New Jersey native and resident has been collecting Pac-Man
related items since the early eighties. She recently published
the ultimate resource for Pac-Man fanatics!
Obviously you are quite a Pac-Man fanatic. How did the fad start
DP> I began collecting Pac-Man items in 1980 without even knowing
that I was a "budding" Pac-Man fanatic. It was 1980 and I walked
into a local arcade and I spotted this bright yellow game that
I had never seen there before. Upon inspection of the game it
appeared to be "cute" and the maze concept was new. I had never
seen anything like it before. So, I reached in my pocket and pulled
out a quarter. I inserted it into the machine and the rest is
Pac-Man fans come from all angles of life. Your career in the
criminal justice system serves as another confirmation. Over the
years acquiring Pac-Man collectables, what other diverse individuals
with colorful backgrounds and careers have you encountered?
As you can imagine, I have seen a cast of colorful characters
over the years in my criminal justice career and my collecting.
It is amazing to see how so many people from such diverse backgrounds
have all been taken in by this little yellow dot. In my years
of collecting I have come across Pac-Man fans who are students,
computer programers, video game enthusiasts, retirees, writers,

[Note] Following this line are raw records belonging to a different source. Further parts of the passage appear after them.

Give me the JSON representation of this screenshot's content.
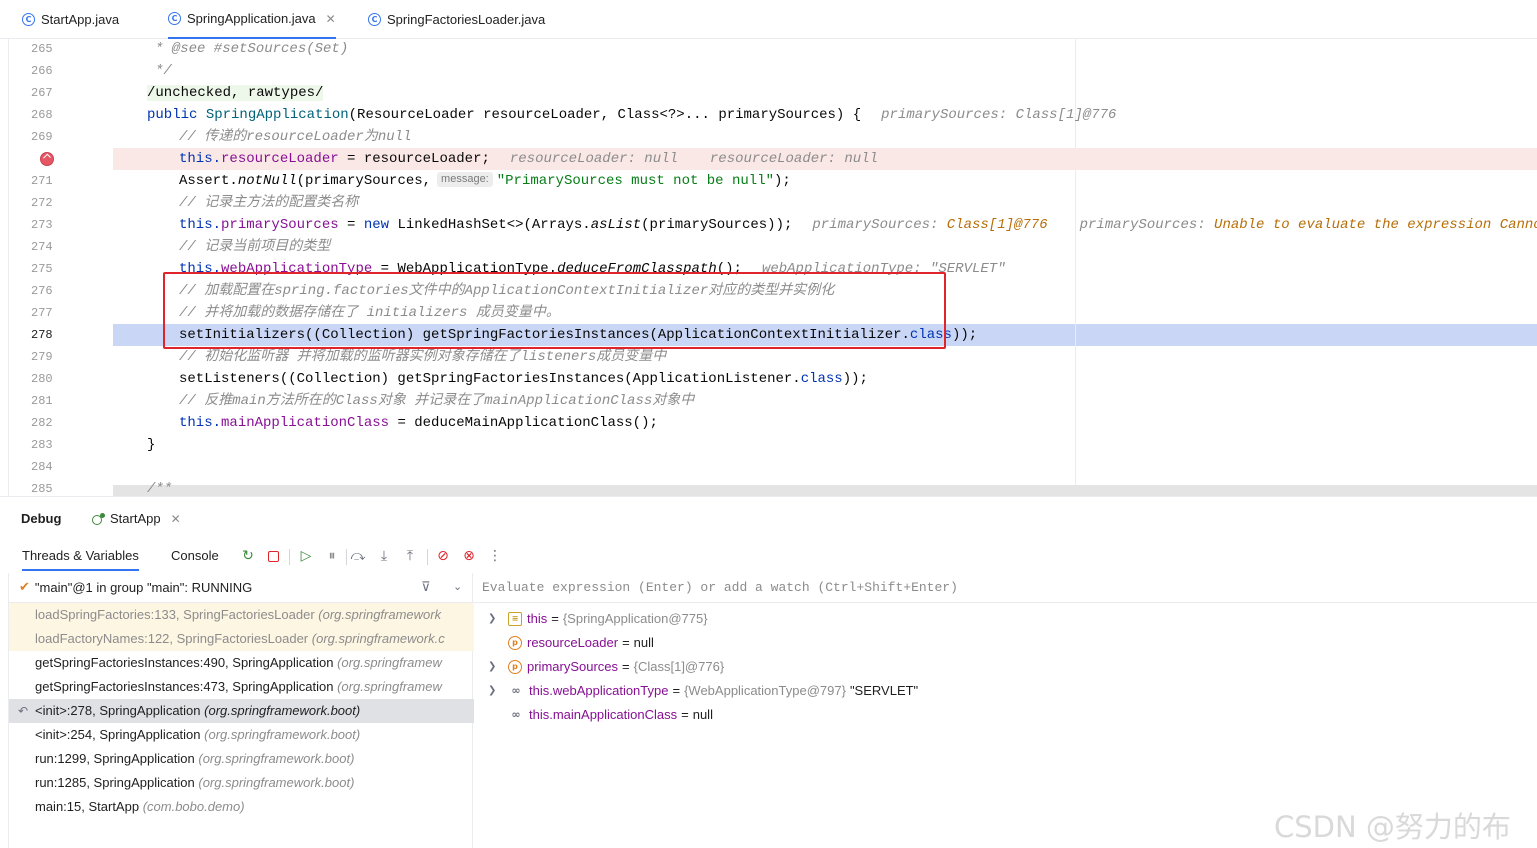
{
  "tabs": [
    {
      "label": "StartApp.java",
      "icon": "class-icon"
    },
    {
      "label": "SpringApplication.java",
      "icon": "class-icon",
      "active": true
    },
    {
      "label": "SpringFactoriesLoader.java",
      "icon": "class-icon"
    }
  ],
  "editor": {
    "line_numbers": [
      "265",
      "266",
      "267",
      "268",
      "269",
      "271",
      "272",
      "273",
      "274",
      "275",
      "276",
      "277",
      "278",
      "279",
      "280",
      "281",
      "282",
      "283",
      "284",
      "285"
    ],
    "breakpoint_line": "270",
    "current_line": "278",
    "code": {
      "l265": "* @see #setSources(Set)",
      "l266": "*/",
      "l267": "/unchecked, rawtypes/",
      "l268_kw": "public",
      "l268_name": "SpringApplication",
      "l268_params": "(ResourceLoader resourceLoader, Class<?>... primarySources) {",
      "l268_dbg": "primarySources: Class[1]@776",
      "l269": "// 传递的resourceLoader为null",
      "l270_this": "this.",
      "l270_field": "resourceLoader",
      "l270_rest": " = resourceLoader;",
      "l270_dbg1": "resourceLoader: null",
      "l270_dbg2": "resourceLoader: null",
      "l271_a": "Assert.",
      "l271_m": "notNull",
      "l271_b": "(primarySources,",
      "l271_hint": "message:",
      "l271_str": "\"PrimarySources must not be null\"",
      "l271_c": ");",
      "l272": "// 记录主方法的配置类名称",
      "l273_this": "this.",
      "l273_field": "primarySources",
      "l273_eq": " = ",
      "l273_new": "new",
      "l273_rest1": " LinkedHashSet<>(Arrays.",
      "l273_m": "asList",
      "l273_rest2": "(primarySources));",
      "l273_dbg1": "primarySources: ",
      "l273_dbg1v": "Class[1]@776",
      "l273_dbg2": "primarySources: ",
      "l273_dbg2v": "Unable to evaluate the expression Cannot find",
      "l274": "// 记录当前项目的类型",
      "l275_this": "this.",
      "l275_field": "webApplicationType",
      "l275_rest1": " = WebApplicationType.",
      "l275_m": "deduceFromClasspath",
      "l275_rest2": "();",
      "l275_dbg": "webApplicationType: \"SERVLET\"",
      "l276": "// 加载配置在spring.factories文件中的ApplicationContextInitializer对应的类型并实例化",
      "l277": "// 并将加载的数据存储在了 initializers 成员变量中。",
      "l278_a": "setInitializers((Collection) getSpringFactoriesInstances(ApplicationContextInitializer.",
      "l278_kw": "class",
      "l278_b": "));",
      "l279": "// 初始化监听器 并将加载的监听器实例对象存储在了listeners成员变量中",
      "l280_a": "setListeners((Collection) getSpringFactoriesInstances(ApplicationListener.",
      "l280_kw": "class",
      "l280_b": "));",
      "l281": "// 反推main方法所在的Class对象 并记录在了mainApplicationClass对象中",
      "l282_this": "this.",
      "l282_field": "mainApplicationClass",
      "l282_rest": " = deduceMainApplicationClass();",
      "l283": "}",
      "l285": "/**"
    }
  },
  "debug": {
    "title": "Debug",
    "session_tab": "StartApp",
    "tabs": [
      "Threads & Variables",
      "Console"
    ],
    "thread": "\"main\"@1 in group \"main\": RUNNING",
    "frames": [
      {
        "method": "loadSpringFactories:133, SpringFactoriesLoader",
        "pkg": "(org.springframework",
        "kind": "lib"
      },
      {
        "method": "loadFactoryNames:122, SpringFactoriesLoader",
        "pkg": "(org.springframework.c",
        "kind": "lib"
      },
      {
        "method": "getSpringFactoriesInstances:490, SpringApplication",
        "pkg": "(org.springframew",
        "kind": "normal"
      },
      {
        "method": "getSpringFactoriesInstances:473, SpringApplication",
        "pkg": "(org.springframew",
        "kind": "normal"
      },
      {
        "method": "<init>:278, SpringApplication",
        "pkg": "(org.springframework.boot)",
        "kind": "selected"
      },
      {
        "method": "<init>:254, SpringApplication",
        "pkg": "(org.springframework.boot)",
        "kind": "normal"
      },
      {
        "method": "run:1299, SpringApplication",
        "pkg": "(org.springframework.boot)",
        "kind": "normal"
      },
      {
        "method": "run:1285, SpringApplication",
        "pkg": "(org.springframework.boot)",
        "kind": "normal"
      },
      {
        "method": "main:15, StartApp",
        "pkg": "(com.bobo.demo)",
        "kind": "normal"
      }
    ],
    "eval_placeholder": "Evaluate expression (Enter) or add a watch (Ctrl+Shift+Enter)",
    "variables": [
      {
        "name": "this",
        "value": "{SpringApplication@775}",
        "extra": "",
        "expandable": true,
        "icon": "stack-icon"
      },
      {
        "name": "resourceLoader",
        "value": "null",
        "extra": "",
        "expandable": false,
        "icon": "parameter-icon"
      },
      {
        "name": "primarySources",
        "value": "{Class[1]@776}",
        "extra": "",
        "expandable": true,
        "icon": "parameter-icon"
      },
      {
        "name": "this.webApplicationType",
        "value": "{WebApplicationType@797}",
        "extra": "\"SERVLET\"",
        "expandable": true,
        "icon": "watch-glasses-icon"
      },
      {
        "name": "this.mainApplicationClass",
        "value": "null",
        "extra": "",
        "expandable": false,
        "icon": "watch-glasses-icon"
      }
    ]
  },
  "watermark": "CSDN @努力的布布",
  "colors": {
    "accent": "#3574f0",
    "breakpoint": "#e55765",
    "highlight_box": "#e0242b"
  }
}
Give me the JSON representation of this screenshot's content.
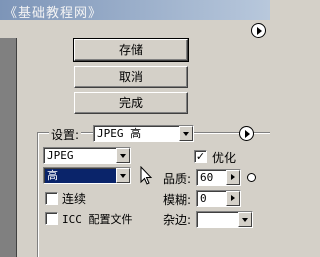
{
  "window": {
    "title": "《基础教程网》"
  },
  "buttons": {
    "save": "存储",
    "cancel": "取消",
    "done": "完成"
  },
  "settings": {
    "label": "设置:",
    "preset_value": "JPEG 高",
    "format_value": "JPEG",
    "quality_level_value": "高",
    "optimize_label": "优化",
    "optimize_checked": true,
    "progressive_label": "连续",
    "progressive_checked": false,
    "icc_label": "ICC 配置文件",
    "icc_checked": false,
    "quality_label": "品质:",
    "quality_value": "60",
    "blur_label": "模糊:",
    "blur_value": "0",
    "matte_label": "杂边:",
    "matte_value": ""
  },
  "icons": {
    "top_menu": "flyout-menu-icon",
    "settings_menu": "flyout-menu-icon",
    "cursor": "mouse-cursor-icon"
  }
}
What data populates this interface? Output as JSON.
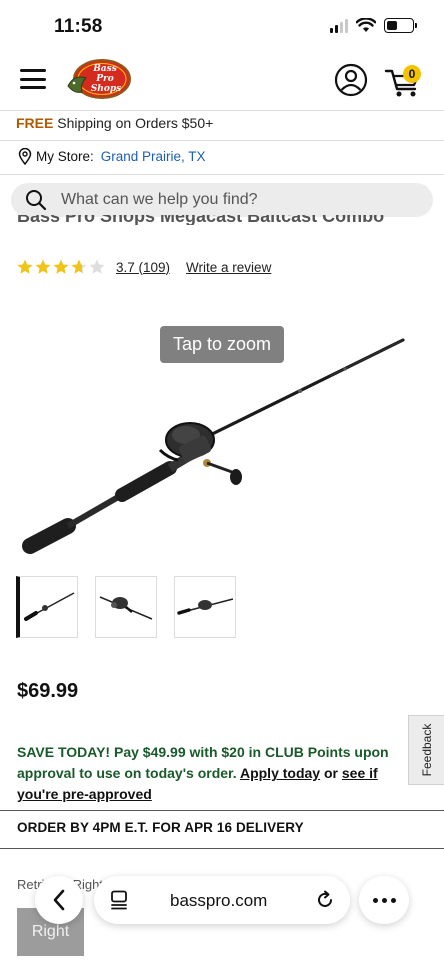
{
  "status_bar": {
    "time": "11:58"
  },
  "header": {
    "logo_text": "Bass Pro Shops",
    "cart_count": "0"
  },
  "shipping": {
    "free_label": "FREE",
    "rest": " Shipping on Orders $50+"
  },
  "store": {
    "label": "My Store:",
    "name": "Grand Prairie, TX"
  },
  "search": {
    "placeholder": "What can we help you find?"
  },
  "product": {
    "title_partial": "Bass Pro Shops Megacast Baitcast Combo",
    "rating_value": 3.7,
    "rating_text": "3.7 (109)",
    "write_review": "Write a review",
    "zoom_hint": "Tap to zoom",
    "price": "$69.99",
    "thumbnail_count": 3
  },
  "promo": {
    "lead": "SAVE TODAY! Pay $49.99 with $20 in CLUB Points upon approval to use on today's order. ",
    "apply_link": "Apply today",
    "or": " or ",
    "preapproved_link": "see if you're pre-approved"
  },
  "delivery": {
    "text": "ORDER BY 4PM E.T. FOR APR 16 DELIVERY"
  },
  "retrieve": {
    "label": "Retrieve: Right",
    "selected_option": "Right"
  },
  "feedback": {
    "label": "Feedback"
  },
  "browser": {
    "url": "basspro.com"
  },
  "colors": {
    "free_text": "#b35a00",
    "store_link": "#1d5fb4",
    "promo_green": "#1a5a2a",
    "star_gold": "#f0c419",
    "cart_badge": "#f3c300"
  }
}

fire fighters, and stay-at-home moms to mention a few. The colorful
characters can best be described by the many people who I have
met with red, green, blue, and purple hair. I have yet to meet
any with Pac-Man yellow, though.
When did the idea to bring your hobby to print begin?
It was approximately three years ago. I have been collecting since
1980 and was always checking out the collectibles book section
at the local Barnes & Nobles books store. With all the thousands
of collectible books on the market, I could never find one specifically
on Pac-Man. I was disappointed and thought; "Hey, wouldn't it
be great if Pac-Man had his own book?" Now he does.
Explain the procedures, challenges, and demands required to create
I never really thought about the procedure before, but it all
started with the contract. The publisher was nice enough to give
me a two year contract. I new when I signed it that I had enough
items to fill the pages, but the text, lay out, photos, and other
items were mind boggling. My first thought after I signed it was
"I am not an author, I hope I can pull this off." Meeting my deadline
was a challenge. It seemed like the two years flew by and before
I knew it, my editor was calling to tell me that he needed the
material earlier than the actual deadline date on the contract.
As always, nothing goes according to plan. I really had to put
my nose to the grind stone. I wrote all the text myself and was
given a guide on how to make it readible for the typesetters.
This took me forever! I became bleary eyed and was hoping that
this would all be worth it in the end. The biggest demand was
the time and my insistance on professional photographs. After
all, who wants to buy a collectibles book to see a collection
with photos that are not perfect. Not any Pac-Man collector I
know. I think if you asked my editor what my biggest concern was,
he would tell you the photos. I called him several times about
colors on particular items that I did not think were up to par
and of course the cropping. I did the most complaining about the
red on the cover. Thankfully, they got the color exactly as I
imagined it to be.